“There are no ugly women, just lazy ones.” – Helena Rubenstein

In the battle of the sexes, women have employed any number of potions and contraptions to catch the eye and win the hand. From corsets and crinolines to lipstick and hair dye, shrewd and canny women (and sometimes men) have used every means at their disposal in the quest for feminine flawlessness.

New York Times columnist Teresa Riodran delves in to the history of many of these incredible inventions. She explores that strange yet interesting intersection of fashion, business, and science. Where social trends often fueled technological innovations. And where beauty inventions have sought to put the imaginative and resourceful woman on an even playing field with the conventionally beautiful.

As a woman rapidly approaching 40 (kicking and screaming), I have found the subject of beauty and self care more and more interesting over the years. As something of a history buff, the history behind the subject is equally fascinating. To find a book that combines the two made for me a delightful read.
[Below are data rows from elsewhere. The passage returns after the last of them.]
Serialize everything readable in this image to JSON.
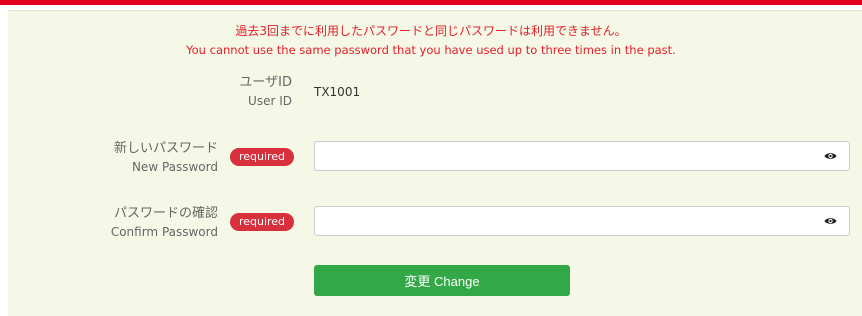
{
  "error": {
    "jp": "過去3回までに利用したパスワードと同じパスワードは利用できません。",
    "en": "You cannot use the same password that you have used up to three times in the past."
  },
  "user_id": {
    "label_jp": "ユーザID",
    "label_en": "User ID",
    "value": "TX1001"
  },
  "new_password": {
    "label_jp": "新しいパスワード",
    "label_en": "New Password",
    "badge": "required",
    "value": ""
  },
  "confirm_password": {
    "label_jp": "パスワードの確認",
    "label_en": "Confirm Password",
    "badge": "required",
    "value": ""
  },
  "submit": {
    "label": "変更 Change"
  },
  "colors": {
    "accent_red": "#e3202a",
    "badge_red": "#d9303d",
    "button_green": "#33a847",
    "panel_bg": "#f5f8e6"
  }
}
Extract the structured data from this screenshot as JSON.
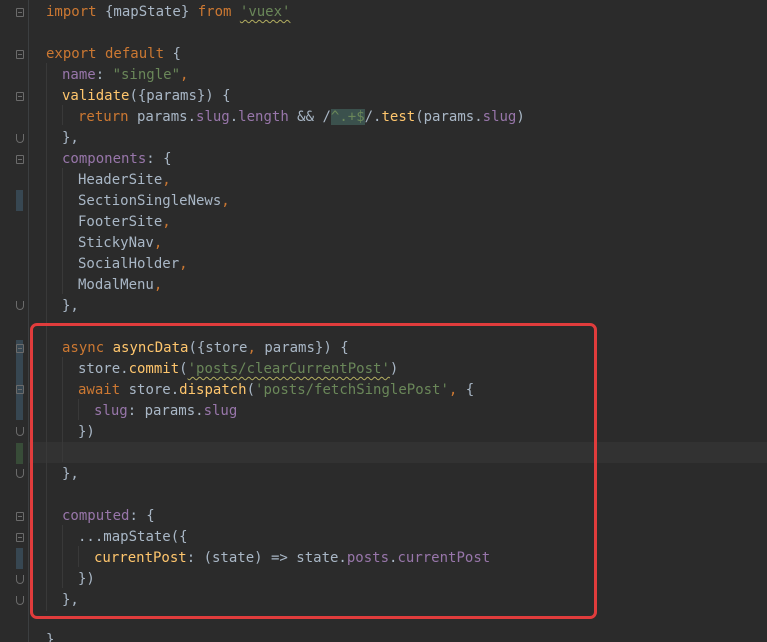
{
  "code": {
    "line1": {
      "t1": "import",
      "t2": " {mapState} ",
      "t3": "from",
      "t4": " ",
      "t5": "'vuex'"
    },
    "line3": {
      "t1": "export default",
      "t2": " {"
    },
    "line4": {
      "t1": "name",
      "t2": ": ",
      "t3": "\"single\"",
      "t4": ","
    },
    "line5": {
      "t1": "validate",
      "t2": "({params}) {"
    },
    "line6": {
      "t1": "return",
      "t2": " params.",
      "t3": "slug",
      "t4": ".",
      "t5": "length",
      "t6": " && /",
      "t7": "^.+$",
      "t8": "/.",
      "t9": "test",
      "t10": "(params.",
      "t11": "slug",
      "t12": ")"
    },
    "line7": {
      "t1": "},"
    },
    "line8": {
      "t1": "components",
      "t2": ": {"
    },
    "line9": {
      "t1": "HeaderSite",
      "t2": ","
    },
    "line10": {
      "t1": "SectionSingleNews",
      "t2": ","
    },
    "line11": {
      "t1": "FooterSite",
      "t2": ","
    },
    "line12": {
      "t1": "StickyNav",
      "t2": ","
    },
    "line13": {
      "t1": "SocialHolder",
      "t2": ","
    },
    "line14": {
      "t1": "ModalMenu",
      "t2": ","
    },
    "line15": {
      "t1": "},"
    },
    "line17": {
      "t1": "async",
      "t2": " ",
      "t3": "asyncData",
      "t4": "({store",
      "t5": ",",
      "t6": " params}) {"
    },
    "line18": {
      "t1": "store.",
      "t2": "commit",
      "t3": "(",
      "t4": "'posts/clearCurrentPost'",
      "t5": ")"
    },
    "line19": {
      "t1": "await",
      "t2": " store.",
      "t3": "dispatch",
      "t4": "(",
      "t5": "'posts/fetchSinglePost'",
      "t6": ",",
      "t7": " {"
    },
    "line20": {
      "t1": "slug",
      "t2": ": params.",
      "t3": "slug"
    },
    "line21": {
      "t1": "})"
    },
    "line23": {
      "t1": "},"
    },
    "line25": {
      "t1": "computed",
      "t2": ": {"
    },
    "line26": {
      "t1": "...",
      "t2": "mapState",
      "t3": "({"
    },
    "line27": {
      "t1": "currentPost",
      "t2": ": (state) => state.",
      "t3": "posts",
      "t4": ".",
      "t5": "currentPost"
    },
    "line28": {
      "t1": "})"
    },
    "line29": {
      "t1": "},"
    },
    "line31": {
      "t1": "}"
    }
  },
  "colors": {
    "background": "#2b2b2b",
    "keyword": "#cc7832",
    "string": "#6a8759",
    "property": "#9876aa",
    "function": "#ffc66d",
    "text": "#a9b7c6",
    "highlight_box": "#e03c3c"
  }
}
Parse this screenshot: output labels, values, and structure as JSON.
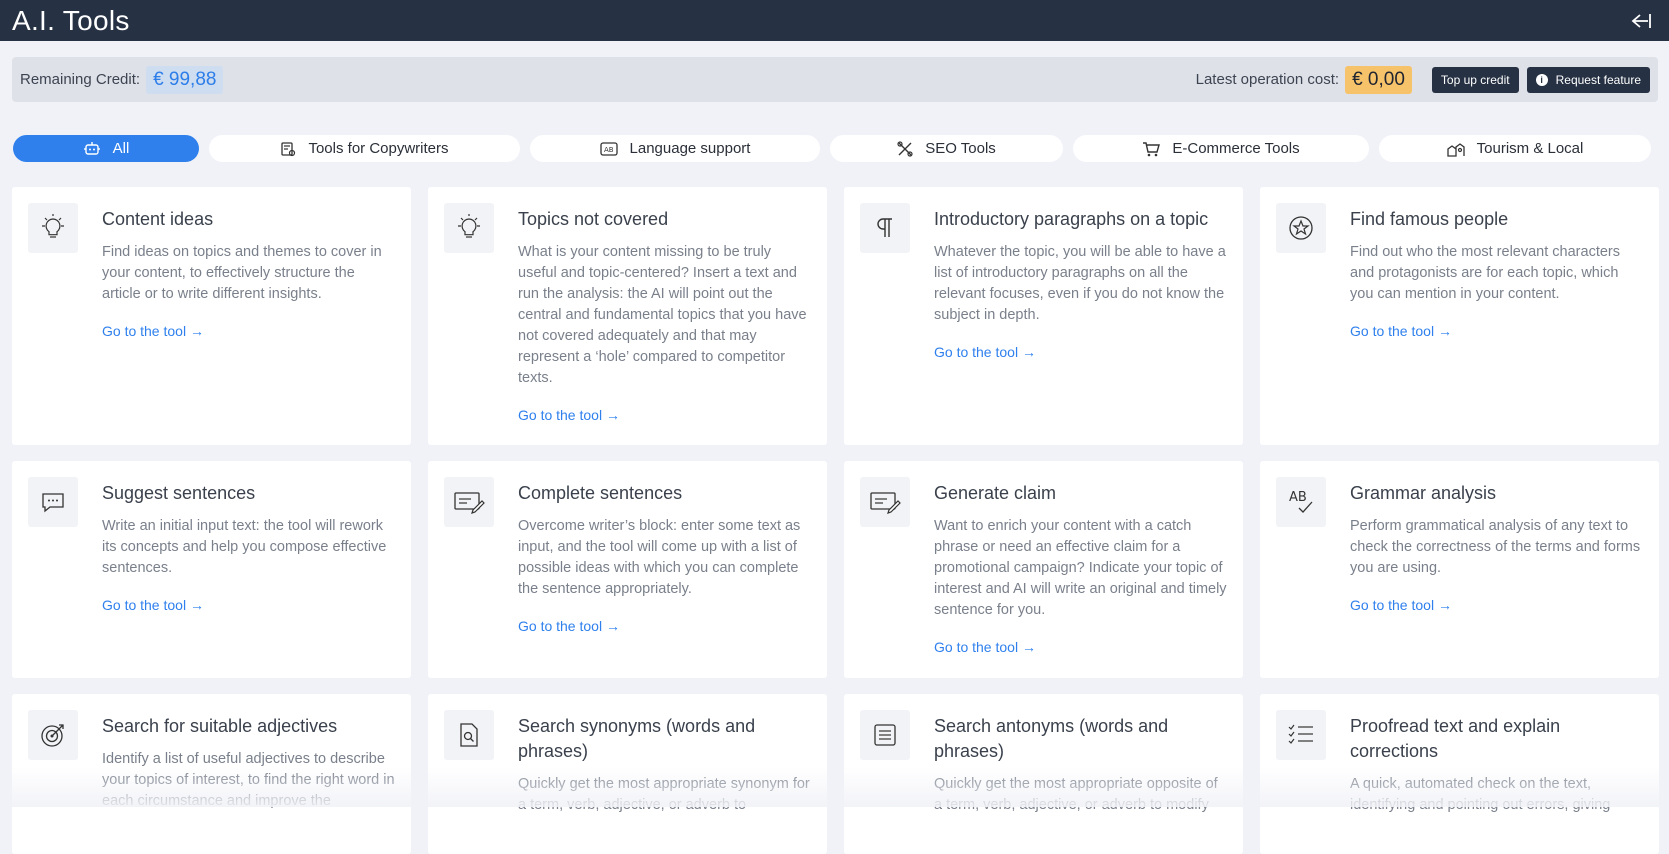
{
  "header": {
    "title": "A.I. Tools",
    "collapse_icon": "sidebar-collapse-icon"
  },
  "credit": {
    "remaining_label": "Remaining Credit:",
    "remaining_value": "€ 99,88",
    "cost_label": "Latest operation cost:",
    "cost_value": "€ 0,00",
    "topup_label": "Top up credit",
    "request_label": "Request feature"
  },
  "tabs": [
    {
      "label": "All",
      "icon": "robot-icon",
      "active": true
    },
    {
      "label": "Tools for Copywriters",
      "icon": "copywriter-icon"
    },
    {
      "label": "Language support",
      "icon": "language-icon"
    },
    {
      "label": "SEO Tools",
      "icon": "seo-tools-icon"
    },
    {
      "label": "E-Commerce Tools",
      "icon": "cart-icon"
    },
    {
      "label": "Tourism & Local",
      "icon": "tourism-icon"
    }
  ],
  "cards": [
    {
      "title": "Content ideas",
      "desc": "Find ideas on topics and themes to cover in your content, to effectively structure the article or to write different insights.",
      "link": "Go to the tool",
      "icon": "lightbulb-icon"
    },
    {
      "title": "Topics not covered",
      "desc": "What is your content missing to be truly useful and topic-centered? Insert a text and run the analysis: the AI will point out the central and fundamental topics that you have not covered adequately and that may represent a ‘hole’ compared to competitor texts.",
      "link": "Go to the tool",
      "icon": "lightbulb-icon"
    },
    {
      "title": "Introductory paragraphs on a topic",
      "desc": "Whatever the topic, you will be able to have a list of introductory paragraphs on all the relevant focuses, even if you do not know the subject in depth.",
      "link": "Go to the tool",
      "icon": "paragraph-icon"
    },
    {
      "title": "Find famous people",
      "desc": "Find out who the most relevant characters and protagonists are for each topic, which you can mention in your content.",
      "link": "Go to the tool",
      "icon": "star-badge-icon"
    },
    {
      "title": "Suggest sentences",
      "desc": "Write an initial input text: the tool will rework its concepts and help you compose effective sentences.",
      "link": "Go to the tool",
      "icon": "speech-bubble-icon"
    },
    {
      "title": "Complete sentences",
      "desc": "Overcome writer’s block: enter some text as input, and the tool will come up with a list of possible ideas with which you can complete the sentence appropriately.",
      "link": "Go to the tool",
      "icon": "edit-text-icon"
    },
    {
      "title": "Generate claim",
      "desc": "Want to enrich your content with a catch phrase or need an effective claim for a promotional campaign? Indicate your topic of interest and AI will write an original and timely sentence for you.",
      "link": "Go to the tool",
      "icon": "edit-text-icon"
    },
    {
      "title": "Grammar analysis",
      "desc": "Perform grammatical analysis of any text to check the correctness of the terms and forms you are using.",
      "link": "Go to the tool",
      "icon": "spellcheck-icon"
    },
    {
      "title": "Search for suitable adjectives",
      "desc": "Identify a list of useful adjectives to describe your topics of interest, to find the right word in each circumstance and improve the",
      "link": "",
      "icon": "target-icon"
    },
    {
      "title": "Search synonyms (words and phrases)",
      "desc": "Quickly get the most appropriate synonym for a term, verb, adjective, or adverb to",
      "link": "",
      "icon": "document-search-icon"
    },
    {
      "title": "Search antonyms (words and phrases)",
      "desc": "Quickly get the most appropriate opposite of a term, verb, adjective, or adverb to modify",
      "link": "",
      "icon": "list-icon"
    },
    {
      "title": "Proofread text and explain corrections",
      "desc": "A quick, automated check on the text, identifying and pointing out errors, giving",
      "link": "",
      "icon": "checklist-icon"
    }
  ]
}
What could easily have been something dry and boring is instead made quite interesting with Riordan’s well researched and often amusing writing. It is obvious she finds the subject of beauty and the history behind it fascinating and she brings that to her writing. Each chapter is devoted to one aspect of appearance that women have focused on; hair, skin, nails, etc. Chapters are even devoted to the bust and the behind!

I found Inventing Beauty to be an informative read. While she concentrated on mainly the American/English aspect of beauty inventions and focused on a mere 100 years, it is a well thought out and well executed tome. I would love to read more on the subject going back further and potentially focusing on other cultures, but that will likely be another book at another time.

This is not the book for every reader as not every person finds the history of beauty interesting. Those who do (like myself) would do well to pick this book up and give it a read. It casts new light on what we women have done in the name of style and shows how primping and preening never really go out of fashion.